(Data extracted from a collection)
>>>>

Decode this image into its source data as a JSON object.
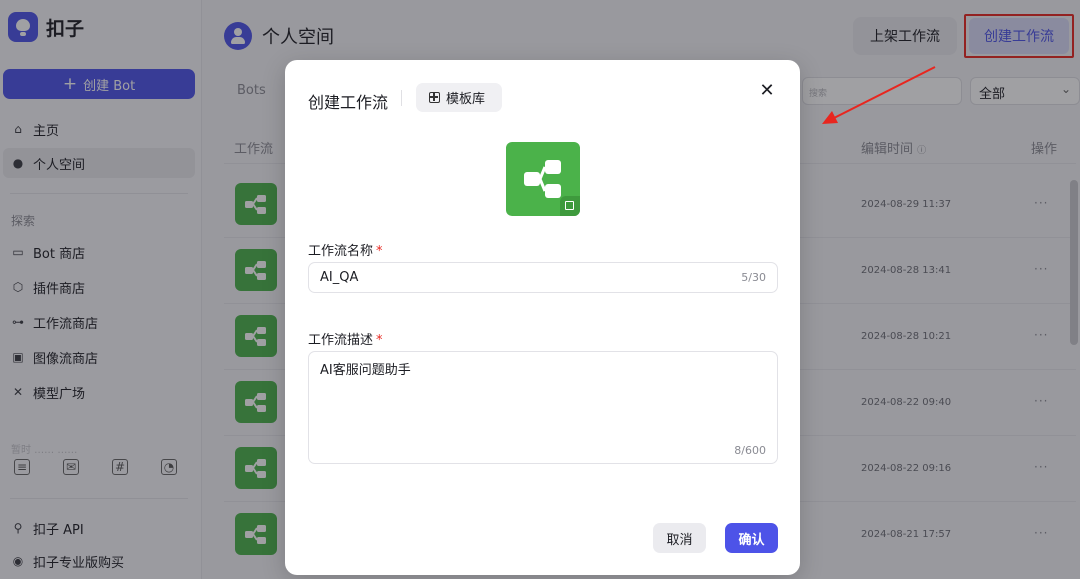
{
  "sidebar": {
    "logo_text": "扣子",
    "create_bot_label": "创建 Bot",
    "nav": [
      {
        "label": "主页",
        "icon": "home-icon"
      },
      {
        "label": "个人空间",
        "icon": "user-icon"
      }
    ],
    "explore_label": "探索",
    "explore_items": [
      {
        "label": "Bot 商店",
        "icon": "bot-icon"
      },
      {
        "label": "插件商店",
        "icon": "plugin-icon"
      },
      {
        "label": "工作流商店",
        "icon": "workflow-icon"
      },
      {
        "label": "图像流商店",
        "icon": "image-icon"
      },
      {
        "label": "模型广场",
        "icon": "model-icon"
      }
    ],
    "faded_text": "暂时 …… ……",
    "bottom_items": [
      {
        "label": "扣子 API",
        "icon": "api-icon"
      },
      {
        "label": "扣子专业版购买",
        "icon": "pro-icon"
      }
    ]
  },
  "header": {
    "space_name": "个人空间",
    "publish_button": "上架工作流",
    "create_button": "创建工作流"
  },
  "toolbar": {
    "tab_bots": "Bots",
    "search_placeholder": "搜索",
    "filter_value": "全部"
  },
  "table": {
    "columns": [
      "工作流",
      "编辑时间",
      "操作"
    ],
    "edit_time_info_icon": "info-icon",
    "rows": [
      {
        "time": "2024-08-29 11:37",
        "more": "···"
      },
      {
        "time": "2024-08-28 13:41",
        "more": "···"
      },
      {
        "time": "2024-08-28 10:21",
        "more": "···"
      },
      {
        "time": "2024-08-22 09:40",
        "more": "···"
      },
      {
        "time": "2024-08-22 09:16",
        "more": "···"
      },
      {
        "time": "2024-08-21 17:57",
        "more": "···"
      }
    ]
  },
  "modal": {
    "title": "创建工作流",
    "template_button": "模板库",
    "name_label": "工作流名称",
    "name_value": "AI_QA",
    "name_counter": "5/30",
    "desc_label": "工作流描述",
    "desc_value": "AI客服问题助手",
    "desc_counter": "8/600",
    "required_mark": "*",
    "cancel_label": "取消",
    "confirm_label": "确认",
    "close_icon": "✕"
  },
  "colors": {
    "brand": "#4d53e8",
    "workflow_green": "#4bb24a",
    "annotation_red": "#e8261f"
  }
}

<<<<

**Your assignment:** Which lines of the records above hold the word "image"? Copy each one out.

**Answer section:**
Decode this image into its source data as a JSON object.
        "icon": "image-icon"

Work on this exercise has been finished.